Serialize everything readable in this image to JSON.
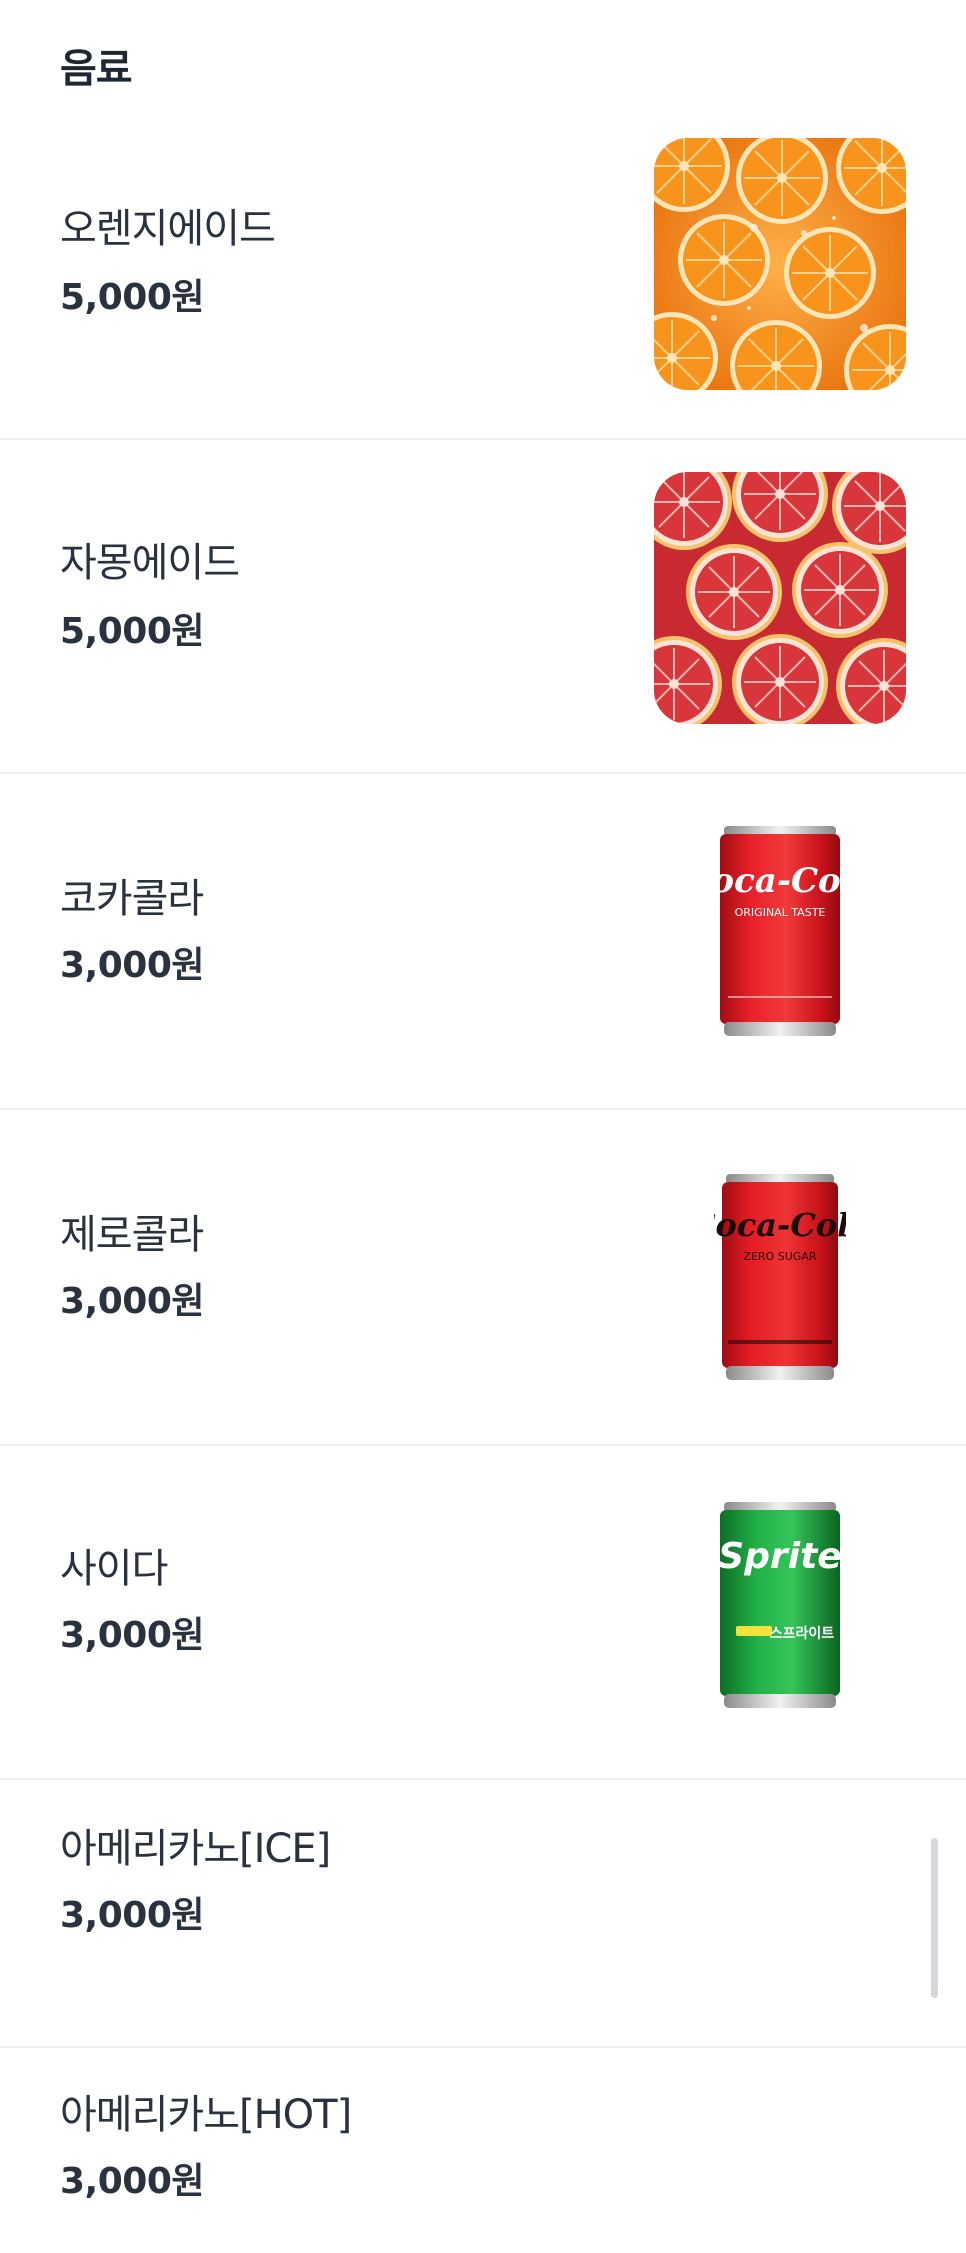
{
  "section": {
    "title": "음료"
  },
  "items": [
    {
      "name": "오렌지에이드",
      "price": "5,000원",
      "image": "orange-slices-photo"
    },
    {
      "name": "자몽에이드",
      "price": "5,000원",
      "image": "grapefruit-slices-photo"
    },
    {
      "name": "코카콜라",
      "price": "3,000원",
      "image": "coca-cola-can-photo",
      "can_brand": "Coca-Cola",
      "can_sub": "ORIGINAL TASTE"
    },
    {
      "name": "제로콜라",
      "price": "3,000원",
      "image": "coca-cola-zero-can-photo",
      "can_brand": "Coca-Cola",
      "can_sub": "ZERO SUGAR"
    },
    {
      "name": "사이다",
      "price": "3,000원",
      "image": "sprite-can-photo",
      "can_brand": "Sprite",
      "can_sub": "스프라이트"
    },
    {
      "name": "아메리카노[ICE]",
      "price": "3,000원"
    },
    {
      "name": "아메리카노[HOT]",
      "price": "3,000원"
    }
  ],
  "colors": {
    "text": "#222a36",
    "divider": "#eef0f3",
    "coke_red": "#e0141e",
    "sprite_green": "#1ea83c",
    "orange": "#f7931e",
    "grapefruit": "#d83a3a"
  }
}
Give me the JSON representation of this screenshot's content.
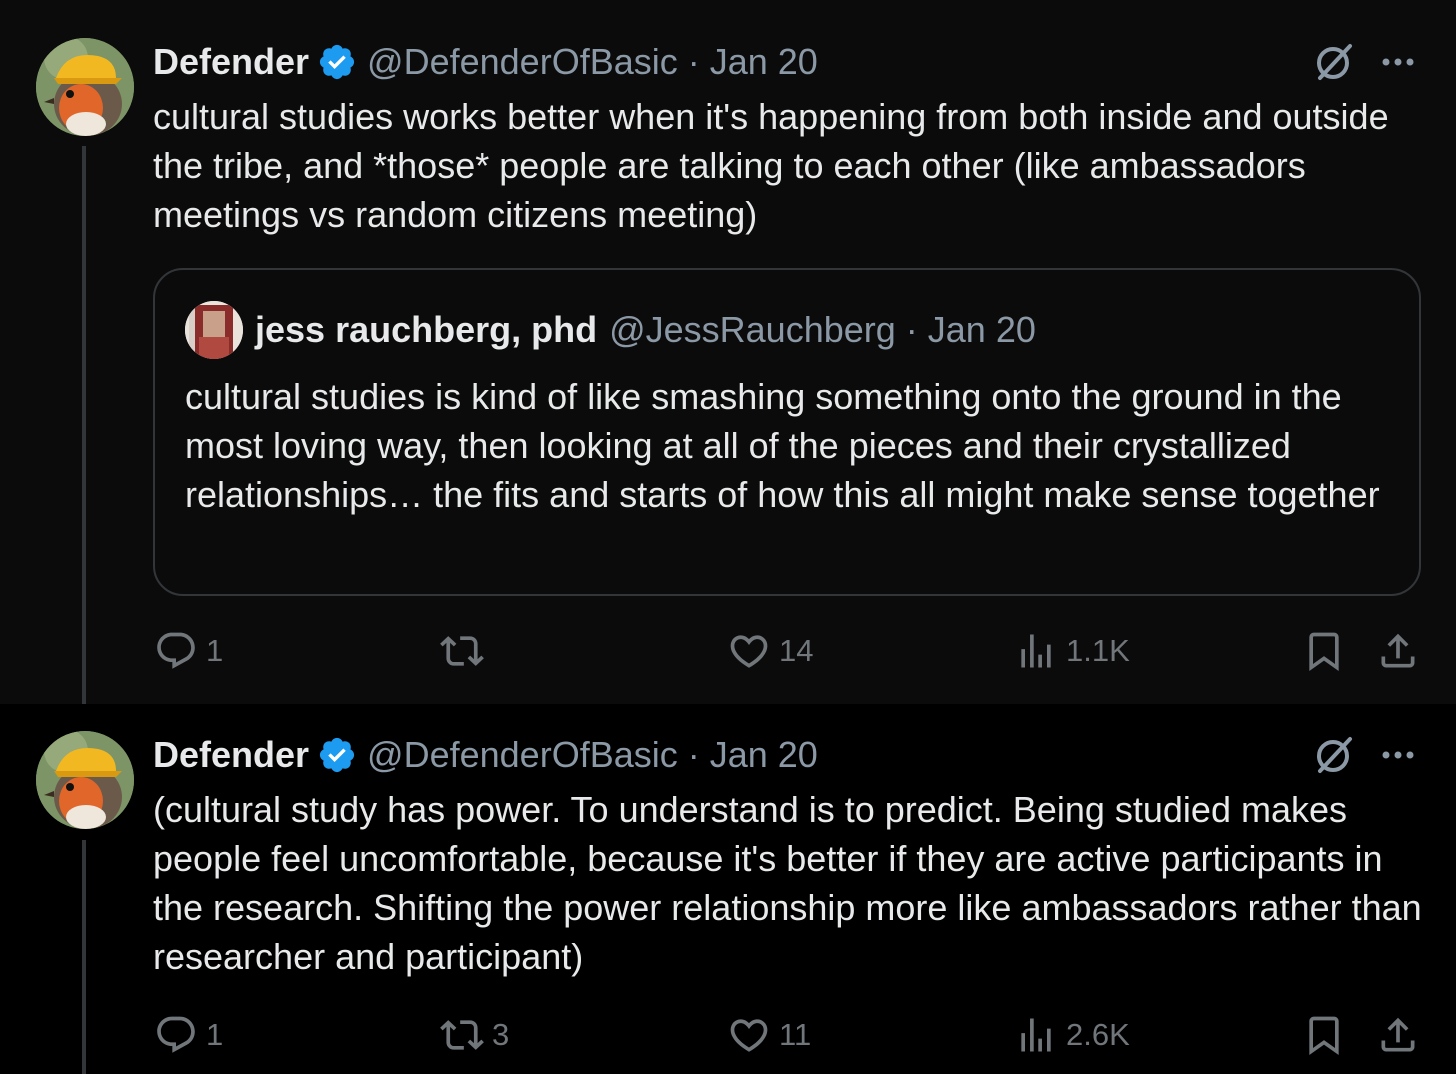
{
  "tweets": [
    {
      "author_name": "Defender",
      "handle": "@DefenderOfBasic",
      "separator": "·",
      "date": "Jan 20",
      "text": "cultural studies works better when it's happening from both inside and outside the tribe, and *those* people are talking to each other (like ambassadors meetings vs random citizens meeting)",
      "quote": {
        "author_name": "jess rauchberg, phd",
        "handle": "@JessRauchberg",
        "separator": "·",
        "date": "Jan 20",
        "text": "cultural studies is kind of like smashing something onto the ground in the most loving way, then looking at all of the pieces and their crystallized relationships… the fits and starts of how this all might make sense together"
      },
      "actions": {
        "replies": "1",
        "reposts": "",
        "likes": "14",
        "views": "1.1K"
      }
    },
    {
      "author_name": "Defender",
      "handle": "@DefenderOfBasic",
      "separator": "·",
      "date": "Jan 20",
      "text": "(cultural study has power. To understand is to predict. Being studied makes people feel uncomfortable, because it's better if they are active participants in the research. Shifting the power relationship more like ambassadors rather than researcher and participant)",
      "actions": {
        "replies": "1",
        "reposts": "3",
        "likes": "11",
        "views": "2.6K"
      }
    }
  ],
  "colors": {
    "background": "#000000",
    "text_primary": "#e7e9ea",
    "text_secondary": "#8b98a5",
    "icon_gray": "#71767b",
    "verified_blue": "#1d9bf0",
    "border": "#333639"
  },
  "icons": [
    "verified-badge-icon",
    "grok-icon",
    "more-icon",
    "reply-icon",
    "repost-icon",
    "like-icon",
    "views-icon",
    "bookmark-icon",
    "share-icon"
  ]
}
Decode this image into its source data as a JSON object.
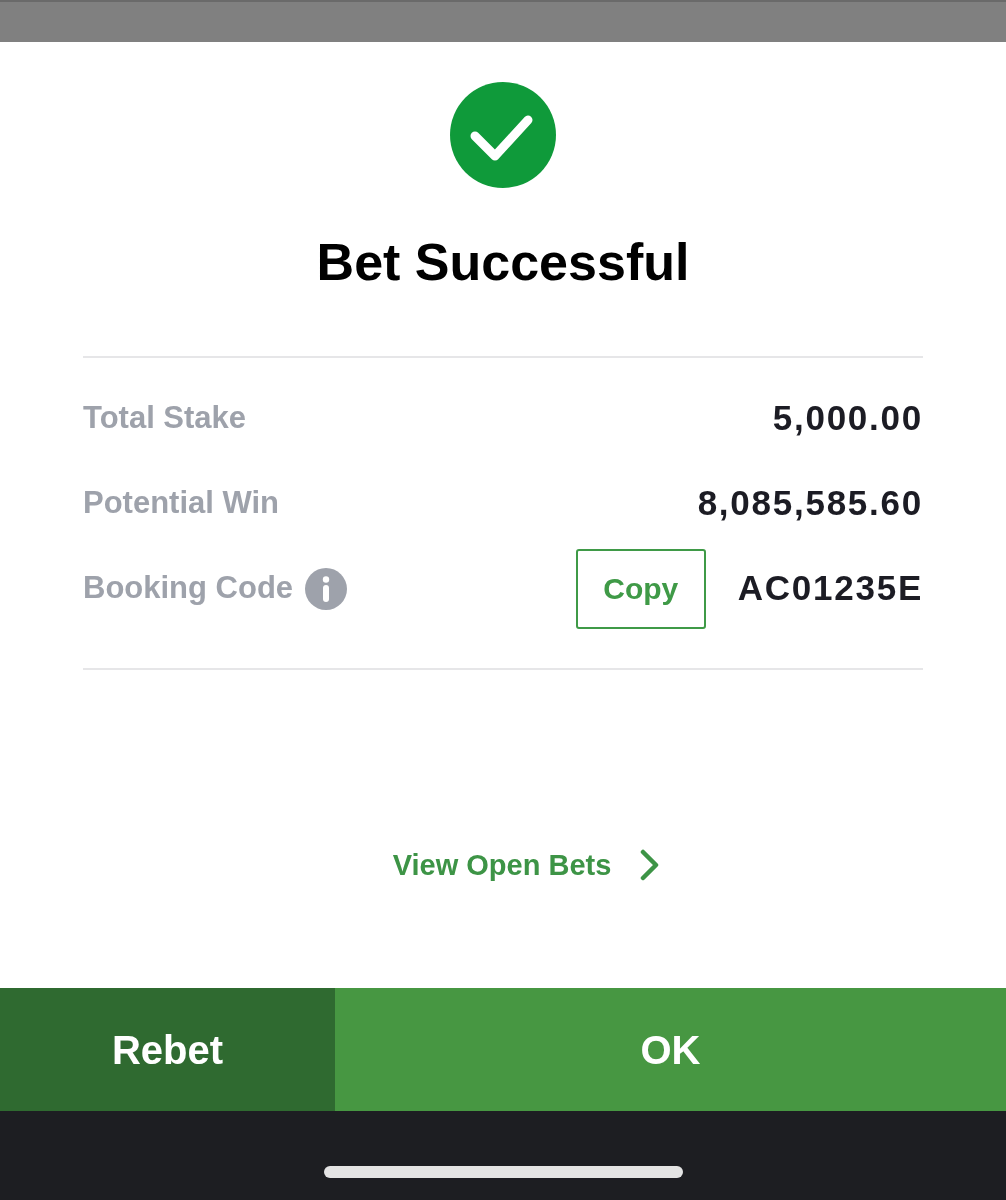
{
  "status": {
    "title": "Bet Successful"
  },
  "summary": {
    "rows": [
      {
        "kind": "amount",
        "label": "Total Stake",
        "value": "5,000.00"
      },
      {
        "kind": "amount",
        "label": "Potential Win",
        "value": "8,085,585.60"
      },
      {
        "kind": "code",
        "label": "Booking Code",
        "copy_button": "Copy",
        "value": "AC01235E"
      }
    ]
  },
  "link": {
    "label": "View Open Bets"
  },
  "actions": [
    {
      "kind": "secondary",
      "label": "Rebet"
    },
    {
      "kind": "primary",
      "label": "OK"
    }
  ]
}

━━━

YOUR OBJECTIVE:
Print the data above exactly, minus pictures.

RESPONSE TO THIS EXERCISE:
Serialize everything readable in this image to JSON.
{
  "section": {
    "title": "음료"
  },
  "items": [
    {
      "name": "오렌지에이드",
      "price": "5,000원",
      "image": "orange-slices-photo"
    },
    {
      "name": "자몽에이드",
      "price": "5,000원",
      "image": "grapefruit-slices-photo"
    },
    {
      "name": "코카콜라",
      "price": "3,000원",
      "image": "coca-cola-can-photo",
      "can_brand": "Coca-Cola",
      "can_sub": "ORIGINAL TASTE"
    },
    {
      "name": "제로콜라",
      "price": "3,000원",
      "image": "coca-cola-zero-can-photo",
      "can_brand": "Coca-Cola",
      "can_sub": "ZERO SUGAR"
    },
    {
      "name": "사이다",
      "price": "3,000원",
      "image": "sprite-can-photo",
      "can_brand": "Sprite",
      "can_sub": "스프라이트"
    },
    {
      "name": "아메리카노[ICE]",
      "price": "3,000원"
    },
    {
      "name": "아메리카노[HOT]",
      "price": "3,000원"
    }
  ],
  "colors": {
    "text": "#222a36",
    "divider": "#eef0f3",
    "coke_red": "#e0141e",
    "sprite_green": "#1ea83c",
    "orange": "#f7931e",
    "grapefruit": "#d83a3a"
  }
}
Give me the JSON representation of this screenshot's content.
{
  "tweets": [
    {
      "author_name": "Defender",
      "handle": "@DefenderOfBasic",
      "separator": "·",
      "date": "Jan 20",
      "text": "cultural studies works better when it's happening from both inside and outside the tribe, and *those* people are talking to each other (like ambassadors meetings vs random citizens meeting)",
      "quote": {
        "author_name": "jess rauchberg, phd",
        "handle": "@JessRauchberg",
        "separator": "·",
        "date": "Jan 20",
        "text": "cultural studies is kind of like smashing something onto the ground in the most loving way, then looking at all of the pieces and their crystallized relationships… the fits and starts of how this all might make sense together"
      },
      "actions": {
        "replies": "1",
        "reposts": "",
        "likes": "14",
        "views": "1.1K"
      }
    },
    {
      "author_name": "Defender",
      "handle": "@DefenderOfBasic",
      "separator": "·",
      "date": "Jan 20",
      "text": "(cultural study has power. To understand is to predict. Being studied makes people feel uncomfortable, because it's better if they are active participants in the research. Shifting the power relationship more like ambassadors rather than researcher and participant)",
      "actions": {
        "replies": "1",
        "reposts": "3",
        "likes": "11",
        "views": "2.6K"
      }
    }
  ],
  "colors": {
    "background": "#000000",
    "text_primary": "#e7e9ea",
    "text_secondary": "#8b98a5",
    "icon_gray": "#71767b",
    "verified_blue": "#1d9bf0",
    "border": "#333639"
  },
  "icons": [
    "verified-badge-icon",
    "grok-icon",
    "more-icon",
    "reply-icon",
    "repost-icon",
    "like-icon",
    "views-icon",
    "bookmark-icon",
    "share-icon"
  ]
}
Decode this image into its source data as a JSON object.
{
  "status": {
    "title": "Bet Successful"
  },
  "summary": {
    "rows": [
      {
        "kind": "amount",
        "label": "Total Stake",
        "value": "5,000.00"
      },
      {
        "kind": "amount",
        "label": "Potential Win",
        "value": "8,085,585.60"
      },
      {
        "kind": "code",
        "label": "Booking Code",
        "copy_button": "Copy",
        "value": "AC01235E"
      }
    ]
  },
  "link": {
    "label": "View Open Bets"
  },
  "actions": [
    {
      "kind": "secondary",
      "label": "Rebet"
    },
    {
      "kind": "primary",
      "label": "OK"
    }
  ]
}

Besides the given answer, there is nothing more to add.